Extension offering continuing education for Arkansas media and Conservation Districts
- Joint program includes hands-on water quality sampling activity
- Registration now open
LITTLE ROCK — Reporters working in watersheds impaired by nonpoint source pollution have an opportunity to brush up on their understanding of environmental science at three upcoming water quality seminars hosted by the University of Arkansas Division of Agriculture. Simultaneously, Conservation District employees will have the chance to learn how to better communicate their stories to the media. The side-by-side workshops will take place in September and October in Little Rock, Monticello and Jonesboro.

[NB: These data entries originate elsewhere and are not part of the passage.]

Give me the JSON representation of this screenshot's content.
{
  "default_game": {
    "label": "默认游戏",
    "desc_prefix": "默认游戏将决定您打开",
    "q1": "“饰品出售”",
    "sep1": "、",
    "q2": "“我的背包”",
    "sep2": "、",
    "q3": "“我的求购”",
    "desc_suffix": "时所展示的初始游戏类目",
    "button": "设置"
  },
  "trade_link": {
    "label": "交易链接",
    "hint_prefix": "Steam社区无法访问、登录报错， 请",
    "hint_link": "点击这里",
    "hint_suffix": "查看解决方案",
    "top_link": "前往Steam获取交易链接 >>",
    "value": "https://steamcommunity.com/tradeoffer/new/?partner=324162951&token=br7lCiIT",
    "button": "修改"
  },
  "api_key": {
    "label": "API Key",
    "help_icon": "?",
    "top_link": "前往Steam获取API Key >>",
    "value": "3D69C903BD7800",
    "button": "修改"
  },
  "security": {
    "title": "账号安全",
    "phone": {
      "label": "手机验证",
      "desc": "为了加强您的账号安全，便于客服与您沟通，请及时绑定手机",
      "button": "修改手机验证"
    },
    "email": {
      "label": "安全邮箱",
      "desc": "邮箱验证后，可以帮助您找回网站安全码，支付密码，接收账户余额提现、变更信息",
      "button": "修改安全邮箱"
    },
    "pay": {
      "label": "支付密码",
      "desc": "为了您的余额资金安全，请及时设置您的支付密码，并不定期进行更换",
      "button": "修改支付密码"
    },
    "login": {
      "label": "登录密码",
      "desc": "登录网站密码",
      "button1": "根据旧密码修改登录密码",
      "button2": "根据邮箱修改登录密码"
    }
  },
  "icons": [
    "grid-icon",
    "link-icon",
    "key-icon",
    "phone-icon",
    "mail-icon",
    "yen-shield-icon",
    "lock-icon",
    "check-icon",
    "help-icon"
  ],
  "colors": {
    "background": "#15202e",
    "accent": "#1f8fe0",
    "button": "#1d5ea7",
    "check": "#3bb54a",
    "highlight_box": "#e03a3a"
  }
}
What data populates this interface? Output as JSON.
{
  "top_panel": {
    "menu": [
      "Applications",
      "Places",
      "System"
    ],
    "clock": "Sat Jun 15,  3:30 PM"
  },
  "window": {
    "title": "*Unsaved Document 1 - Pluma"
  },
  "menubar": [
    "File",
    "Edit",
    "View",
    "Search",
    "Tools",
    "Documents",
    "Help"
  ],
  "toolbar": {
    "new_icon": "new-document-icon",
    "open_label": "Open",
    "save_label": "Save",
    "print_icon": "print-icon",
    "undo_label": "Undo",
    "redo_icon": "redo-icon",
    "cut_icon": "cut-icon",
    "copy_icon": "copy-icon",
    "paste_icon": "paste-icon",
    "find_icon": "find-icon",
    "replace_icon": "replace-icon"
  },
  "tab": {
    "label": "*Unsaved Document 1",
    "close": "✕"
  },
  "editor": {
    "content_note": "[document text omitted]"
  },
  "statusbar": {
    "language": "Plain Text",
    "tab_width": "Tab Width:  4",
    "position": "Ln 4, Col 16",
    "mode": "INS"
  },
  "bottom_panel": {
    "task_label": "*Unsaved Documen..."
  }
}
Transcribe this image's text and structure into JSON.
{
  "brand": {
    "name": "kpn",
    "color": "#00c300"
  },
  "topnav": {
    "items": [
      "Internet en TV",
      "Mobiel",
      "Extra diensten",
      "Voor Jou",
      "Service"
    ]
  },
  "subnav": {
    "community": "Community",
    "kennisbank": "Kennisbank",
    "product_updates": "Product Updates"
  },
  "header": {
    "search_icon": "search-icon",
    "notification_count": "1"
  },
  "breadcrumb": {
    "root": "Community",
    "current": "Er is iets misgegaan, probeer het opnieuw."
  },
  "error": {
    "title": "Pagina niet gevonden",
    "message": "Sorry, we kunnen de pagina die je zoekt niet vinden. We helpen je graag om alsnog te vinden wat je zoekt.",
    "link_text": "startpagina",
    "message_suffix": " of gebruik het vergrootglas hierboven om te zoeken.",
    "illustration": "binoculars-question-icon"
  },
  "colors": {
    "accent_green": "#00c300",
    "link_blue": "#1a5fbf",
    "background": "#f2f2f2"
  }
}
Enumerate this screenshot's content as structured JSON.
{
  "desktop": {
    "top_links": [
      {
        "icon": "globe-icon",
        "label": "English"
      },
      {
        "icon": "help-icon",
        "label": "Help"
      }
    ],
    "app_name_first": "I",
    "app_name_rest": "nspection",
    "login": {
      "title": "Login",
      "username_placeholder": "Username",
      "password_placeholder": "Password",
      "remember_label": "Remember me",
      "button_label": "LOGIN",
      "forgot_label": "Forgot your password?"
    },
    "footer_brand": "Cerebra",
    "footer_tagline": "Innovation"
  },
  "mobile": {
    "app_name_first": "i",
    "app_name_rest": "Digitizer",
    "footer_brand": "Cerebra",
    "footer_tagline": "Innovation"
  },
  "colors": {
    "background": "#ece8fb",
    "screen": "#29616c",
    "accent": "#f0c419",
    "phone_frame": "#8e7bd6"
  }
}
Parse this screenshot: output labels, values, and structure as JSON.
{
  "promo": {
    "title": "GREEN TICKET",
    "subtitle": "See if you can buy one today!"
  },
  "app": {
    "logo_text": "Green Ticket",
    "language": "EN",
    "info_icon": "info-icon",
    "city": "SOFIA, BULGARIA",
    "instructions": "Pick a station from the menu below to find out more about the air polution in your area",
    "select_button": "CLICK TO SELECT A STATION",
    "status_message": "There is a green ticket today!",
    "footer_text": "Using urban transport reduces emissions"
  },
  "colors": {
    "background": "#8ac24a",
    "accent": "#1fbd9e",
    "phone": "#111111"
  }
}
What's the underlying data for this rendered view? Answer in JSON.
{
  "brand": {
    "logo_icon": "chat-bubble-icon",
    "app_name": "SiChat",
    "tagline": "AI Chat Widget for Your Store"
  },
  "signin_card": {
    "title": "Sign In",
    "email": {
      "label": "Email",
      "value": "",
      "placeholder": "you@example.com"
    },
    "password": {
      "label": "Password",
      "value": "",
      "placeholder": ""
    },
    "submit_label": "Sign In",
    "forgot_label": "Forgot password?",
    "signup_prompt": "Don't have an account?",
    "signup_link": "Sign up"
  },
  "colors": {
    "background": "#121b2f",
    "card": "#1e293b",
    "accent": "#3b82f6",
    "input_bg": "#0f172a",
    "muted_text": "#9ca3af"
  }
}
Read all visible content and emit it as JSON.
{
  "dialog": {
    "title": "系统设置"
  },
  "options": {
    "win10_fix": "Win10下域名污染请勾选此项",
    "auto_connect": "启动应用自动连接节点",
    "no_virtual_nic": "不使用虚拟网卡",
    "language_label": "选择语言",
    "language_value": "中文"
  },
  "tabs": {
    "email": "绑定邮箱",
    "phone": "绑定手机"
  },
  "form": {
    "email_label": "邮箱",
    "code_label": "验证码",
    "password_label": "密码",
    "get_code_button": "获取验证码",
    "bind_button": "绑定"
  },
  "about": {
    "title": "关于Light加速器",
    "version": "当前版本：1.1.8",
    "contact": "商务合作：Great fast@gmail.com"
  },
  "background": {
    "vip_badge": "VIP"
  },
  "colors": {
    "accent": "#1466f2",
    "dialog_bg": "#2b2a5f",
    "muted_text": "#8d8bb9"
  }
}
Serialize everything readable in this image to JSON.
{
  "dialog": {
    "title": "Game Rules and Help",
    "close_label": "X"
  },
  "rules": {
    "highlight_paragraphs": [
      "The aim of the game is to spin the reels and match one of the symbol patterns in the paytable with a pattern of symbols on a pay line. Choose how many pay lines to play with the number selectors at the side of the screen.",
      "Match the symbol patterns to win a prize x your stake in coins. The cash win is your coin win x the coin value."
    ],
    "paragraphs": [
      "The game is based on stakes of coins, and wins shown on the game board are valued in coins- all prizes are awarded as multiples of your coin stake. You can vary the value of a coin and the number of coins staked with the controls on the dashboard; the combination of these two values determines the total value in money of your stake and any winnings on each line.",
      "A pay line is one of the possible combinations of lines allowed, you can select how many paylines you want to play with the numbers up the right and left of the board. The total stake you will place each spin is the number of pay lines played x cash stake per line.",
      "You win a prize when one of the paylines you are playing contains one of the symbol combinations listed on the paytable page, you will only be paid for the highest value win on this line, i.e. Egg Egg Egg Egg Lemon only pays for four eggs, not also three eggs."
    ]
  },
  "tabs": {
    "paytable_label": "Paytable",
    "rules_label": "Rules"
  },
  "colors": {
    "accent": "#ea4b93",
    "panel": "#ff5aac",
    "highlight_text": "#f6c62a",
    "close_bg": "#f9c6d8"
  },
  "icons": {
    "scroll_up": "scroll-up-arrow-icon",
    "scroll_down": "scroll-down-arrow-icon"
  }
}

The Nonpoint Source Pollution Media & Communications Seminar in September and October will be a chance for reporters and editors to learn about information resources in the state for water quality data and how waterways can become impaired.
At the seminar, participants will collect water quality samples alongside Conservation District employees who will spend the day with Extension faculty learning communication strategies. The joint program will also include a morning panel discussion about media and conservation practices.
Takeaways from the seminar for members of the media include:
- Sources for future water quality stories
- Better understanding of how water samples are collected and analyzed
- Ideas for local stories on water quality
Conservation District members will learn strategies from Extension faculty about:
- Making a short video using smart phones, iPads and an editing app
- Tips for using social media
- Writing effective press releases
By the end of the day, Conservation District employees will have either a short video to post online or a draft press release about the event using skills learned earlier in the day. This free educational program is aimed helping local Conservation Districts and media representatives form relationships that support better communications of water quality issues.
Registration is now open at http://forms.uaex.edu/nps. The seminar is free to attend and lunch is included.
The goal of this free educational program, sponsored by a grant from the Arkansas Natural Resources Commission, is to help media representatives and local Conservation Districts form relationships that support better communications of water quality issues.
The seminar will be offered on three different dates, with sessions starting at 8:30 a.m. and ending at 4:30 p.m.:
- Sept. 3, 2015 – Little Rock - Cooperative Extension Service state office
- Oct. 1, 2015 – Monticello – University of Arkansas at Monticello, University Center
- Oct. 15, 2015 – Jonesboro – Arkansas State University, Alumni Center
Participants should bring their own laptop, and boots that can get wet. For more information about the program, contact Kristin Higgins at 501-671-2160 or e-mail email@example.com.
With stakeholder input and water quality data, the Arkansas Natural Resources Commission has identified 10 priority watersheds impaired by nonpoint source pollution. These watersheds receive priority consideration for education and restoration or prevention efforts. The map below shows the location and breadth of these impaired watersheds.
The Arkansas Cooperative Extension Service offers its programs to all eligible persons regardless of race, color, sex, gender identity, sexual orientation, national origin, religion, age, disability, marital or veteran status, genetic information, or any other legally protected status, and is an Affirmative Action/Equal Opportunity Employer.
# # #
Media Contact: Mary Hightower
Dir. of Communication Services
U of A Division of Agriculture
Cooperative Extension Service